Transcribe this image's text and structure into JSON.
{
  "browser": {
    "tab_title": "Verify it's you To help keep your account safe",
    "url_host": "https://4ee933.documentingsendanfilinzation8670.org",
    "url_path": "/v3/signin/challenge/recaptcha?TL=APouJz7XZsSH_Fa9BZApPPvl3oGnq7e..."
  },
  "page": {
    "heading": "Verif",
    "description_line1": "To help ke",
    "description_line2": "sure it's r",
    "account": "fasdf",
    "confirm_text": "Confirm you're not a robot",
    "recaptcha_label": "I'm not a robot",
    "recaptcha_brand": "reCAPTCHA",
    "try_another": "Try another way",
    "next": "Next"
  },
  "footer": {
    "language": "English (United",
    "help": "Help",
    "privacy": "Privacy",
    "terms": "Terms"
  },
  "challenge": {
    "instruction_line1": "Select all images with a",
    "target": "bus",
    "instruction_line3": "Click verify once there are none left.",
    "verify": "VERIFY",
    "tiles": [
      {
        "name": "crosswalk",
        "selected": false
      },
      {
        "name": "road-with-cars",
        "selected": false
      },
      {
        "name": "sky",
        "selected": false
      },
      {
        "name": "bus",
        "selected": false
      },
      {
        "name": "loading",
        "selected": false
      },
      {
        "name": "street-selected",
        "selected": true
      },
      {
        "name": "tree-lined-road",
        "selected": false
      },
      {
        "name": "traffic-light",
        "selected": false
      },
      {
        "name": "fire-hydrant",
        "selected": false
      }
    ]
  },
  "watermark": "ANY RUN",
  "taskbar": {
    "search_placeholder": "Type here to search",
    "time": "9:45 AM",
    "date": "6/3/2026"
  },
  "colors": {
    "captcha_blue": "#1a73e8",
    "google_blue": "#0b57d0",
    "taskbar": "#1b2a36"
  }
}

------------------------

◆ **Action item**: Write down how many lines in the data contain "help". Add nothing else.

◆ **Answer to the problem**: 3